All of the entries must appear again exactly as written.

**** Supplied records ****

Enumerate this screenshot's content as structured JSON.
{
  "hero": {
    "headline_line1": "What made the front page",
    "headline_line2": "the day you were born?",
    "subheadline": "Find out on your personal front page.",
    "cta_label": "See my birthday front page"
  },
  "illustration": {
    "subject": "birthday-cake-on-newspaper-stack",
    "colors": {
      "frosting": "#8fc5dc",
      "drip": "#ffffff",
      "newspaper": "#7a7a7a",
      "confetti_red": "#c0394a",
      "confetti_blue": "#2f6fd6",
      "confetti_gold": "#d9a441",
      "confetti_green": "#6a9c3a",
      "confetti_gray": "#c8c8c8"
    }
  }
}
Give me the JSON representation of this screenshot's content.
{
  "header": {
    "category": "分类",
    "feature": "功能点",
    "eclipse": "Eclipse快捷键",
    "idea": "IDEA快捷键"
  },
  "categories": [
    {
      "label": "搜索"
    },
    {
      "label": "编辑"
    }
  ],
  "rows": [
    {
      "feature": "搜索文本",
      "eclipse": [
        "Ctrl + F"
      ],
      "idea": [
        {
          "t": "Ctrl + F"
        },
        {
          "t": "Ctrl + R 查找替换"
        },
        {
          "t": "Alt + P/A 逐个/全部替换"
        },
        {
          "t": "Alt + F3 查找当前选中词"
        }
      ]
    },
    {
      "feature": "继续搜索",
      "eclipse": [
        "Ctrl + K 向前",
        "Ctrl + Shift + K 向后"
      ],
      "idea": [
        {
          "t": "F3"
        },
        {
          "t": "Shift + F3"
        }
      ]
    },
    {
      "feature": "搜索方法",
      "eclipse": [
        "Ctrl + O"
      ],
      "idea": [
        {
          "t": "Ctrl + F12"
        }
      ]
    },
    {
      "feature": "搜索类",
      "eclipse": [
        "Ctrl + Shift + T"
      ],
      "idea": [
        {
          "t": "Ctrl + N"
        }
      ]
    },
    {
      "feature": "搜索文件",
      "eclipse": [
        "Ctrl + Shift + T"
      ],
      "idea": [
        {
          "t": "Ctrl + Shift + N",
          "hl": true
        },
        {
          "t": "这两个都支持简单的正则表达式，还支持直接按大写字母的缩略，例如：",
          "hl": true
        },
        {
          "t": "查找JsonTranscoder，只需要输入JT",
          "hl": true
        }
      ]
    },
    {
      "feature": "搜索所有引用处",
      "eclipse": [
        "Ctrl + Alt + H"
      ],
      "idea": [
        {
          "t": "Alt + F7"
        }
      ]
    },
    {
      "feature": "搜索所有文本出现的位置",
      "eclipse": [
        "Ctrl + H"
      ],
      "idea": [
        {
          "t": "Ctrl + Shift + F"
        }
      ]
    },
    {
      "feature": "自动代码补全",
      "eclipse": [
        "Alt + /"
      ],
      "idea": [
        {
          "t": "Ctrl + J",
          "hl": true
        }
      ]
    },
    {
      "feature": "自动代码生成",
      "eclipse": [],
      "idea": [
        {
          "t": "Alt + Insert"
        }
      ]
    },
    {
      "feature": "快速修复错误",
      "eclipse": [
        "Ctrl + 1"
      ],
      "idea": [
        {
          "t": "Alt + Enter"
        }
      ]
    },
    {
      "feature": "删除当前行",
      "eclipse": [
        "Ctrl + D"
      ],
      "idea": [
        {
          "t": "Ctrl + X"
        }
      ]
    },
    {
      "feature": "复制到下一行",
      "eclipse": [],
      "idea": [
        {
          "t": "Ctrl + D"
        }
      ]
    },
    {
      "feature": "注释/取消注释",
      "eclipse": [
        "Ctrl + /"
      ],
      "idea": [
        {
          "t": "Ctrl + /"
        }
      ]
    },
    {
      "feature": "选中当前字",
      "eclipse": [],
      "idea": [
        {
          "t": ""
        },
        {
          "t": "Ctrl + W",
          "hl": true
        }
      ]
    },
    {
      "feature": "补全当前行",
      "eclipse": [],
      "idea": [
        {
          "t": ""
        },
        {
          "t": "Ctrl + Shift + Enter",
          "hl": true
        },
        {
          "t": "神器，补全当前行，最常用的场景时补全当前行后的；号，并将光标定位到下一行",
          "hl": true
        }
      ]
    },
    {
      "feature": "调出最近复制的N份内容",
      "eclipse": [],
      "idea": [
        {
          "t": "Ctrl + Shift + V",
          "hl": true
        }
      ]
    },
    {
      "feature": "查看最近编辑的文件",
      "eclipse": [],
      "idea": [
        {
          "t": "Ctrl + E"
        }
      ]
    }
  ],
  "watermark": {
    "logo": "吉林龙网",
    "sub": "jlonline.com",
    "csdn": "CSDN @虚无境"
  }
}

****

> _Task response_
Enumerate this screenshot's content as structured JSON.
{
  "hero": {
    "headline_line1": "What made the front page",
    "headline_line2": "the day you were born?",
    "subheadline": "Find out on your personal front page.",
    "cta_label": "See my birthday front page"
  },
  "illustration": {
    "subject": "birthday-cake-on-newspaper-stack",
    "colors": {
      "frosting": "#8fc5dc",
      "drip": "#ffffff",
      "newspaper": "#7a7a7a",
      "confetti_red": "#c0394a",
      "confetti_blue": "#2f6fd6",
      "confetti_gold": "#d9a441",
      "confetti_green": "#6a9c3a",
      "confetti_gray": "#c8c8c8"
    }
  }
}
Give me the JSON representation of this screenshot's content.
{
  "header": {
    "category": "分类",
    "feature": "功能点",
    "eclipse": "Eclipse快捷键",
    "idea": "IDEA快捷键"
  },
  "categories": [
    {
      "label": "搜索"
    },
    {
      "label": "编辑"
    }
  ],
  "rows": [
    {
      "feature": "搜索文本",
      "eclipse": [
        "Ctrl + F"
      ],
      "idea": [
        {
          "t": "Ctrl + F"
        },
        {
          "t": "Ctrl + R 查找替换"
        },
        {
          "t": "Alt + P/A 逐个/全部替换"
        },
        {
          "t": "Alt + F3 查找当前选中词"
        }
      ]
    },
    {
      "feature": "继续搜索",
      "eclipse": [
        "Ctrl + K 向前",
        "Ctrl + Shift + K 向后"
      ],
      "idea": [
        {
          "t": "F3"
        },
        {
          "t": "Shift + F3"
        }
      ]
    },
    {
      "feature": "搜索方法",
      "eclipse": [
        "Ctrl + O"
      ],
      "idea": [
        {
          "t": "Ctrl + F12"
        }
      ]
    },
    {
      "feature": "搜索类",
      "eclipse": [
        "Ctrl + Shift + T"
      ],
      "idea": [
        {
          "t": "Ctrl + N"
        }
      ]
    },
    {
      "feature": "搜索文件",
      "eclipse": [
        "Ctrl + Shift + T"
      ],
      "idea": [
        {
          "t": "Ctrl + Shift + N",
          "hl": true
        },
        {
          "t": "这两个都支持简单的正则表达式，还支持直接按大写字母的缩略，例如：",
          "hl": true
        },
        {
          "t": "查找JsonTranscoder，只需要输入JT",
          "hl": true
        }
      ]
    },
    {
      "feature": "搜索所有引用处",
      "eclipse": [
        "Ctrl + Alt + H"
      ],
      "idea": [
        {
          "t": "Alt + F7"
        }
      ]
    },
    {
      "feature": "搜索所有文本出现的位置",
      "eclipse": [
        "Ctrl + H"
      ],
      "idea": [
        {
          "t": "Ctrl + Shift + F"
        }
      ]
    },
    {
      "feature": "自动代码补全",
      "eclipse": [
        "Alt + /"
      ],
      "idea": [
        {
          "t": "Ctrl + J",
          "hl": true
        }
      ]
    },
    {
      "feature": "自动代码生成",
      "eclipse": [],
      "idea": [
        {
          "t": "Alt + Insert"
        }
      ]
    },
    {
      "feature": "快速修复错误",
      "eclipse": [
        "Ctrl + 1"
      ],
      "idea": [
        {
          "t": "Alt + Enter"
        }
      ]
    },
    {
      "feature": "删除当前行",
      "eclipse": [
        "Ctrl + D"
      ],
      "idea": [
        {
          "t": "Ctrl + X"
        }
      ]
    },
    {
      "feature": "复制到下一行",
      "eclipse": [],
      "idea": [
        {
          "t": "Ctrl + D"
        }
      ]
    },
    {
      "feature": "注释/取消注释",
      "eclipse": [
        "Ctrl + /"
      ],
      "idea": [
        {
          "t": "Ctrl + /"
        }
      ]
    },
    {
      "feature": "选中当前字",
      "eclipse": [],
      "idea": [
        {
          "t": ""
        },
        {
          "t": "Ctrl + W",
          "hl": true
        }
      ]
    },
    {
      "feature": "补全当前行",
      "eclipse": [],
      "idea": [
        {
          "t": ""
        },
        {
          "t": "Ctrl + Shift + Enter",
          "hl": true
        },
        {
          "t": "神器，补全当前行，最常用的场景时补全当前行后的；号，并将光标定位到下一行",
          "hl": true
        }
      ]
    },
    {
      "feature": "调出最近复制的N份内容",
      "eclipse": [],
      "idea": [
        {
          "t": "Ctrl + Shift + V",
          "hl": true
        }
      ]
    },
    {
      "feature": "查看最近编辑的文件",
      "eclipse": [],
      "idea": [
        {
          "t": "Ctrl + E"
        }
      ]
    }
  ],
  "watermark": {
    "logo": "吉林龙网",
    "sub": "jlonline.com",
    "csdn": "CSDN @虚无境"
  }
}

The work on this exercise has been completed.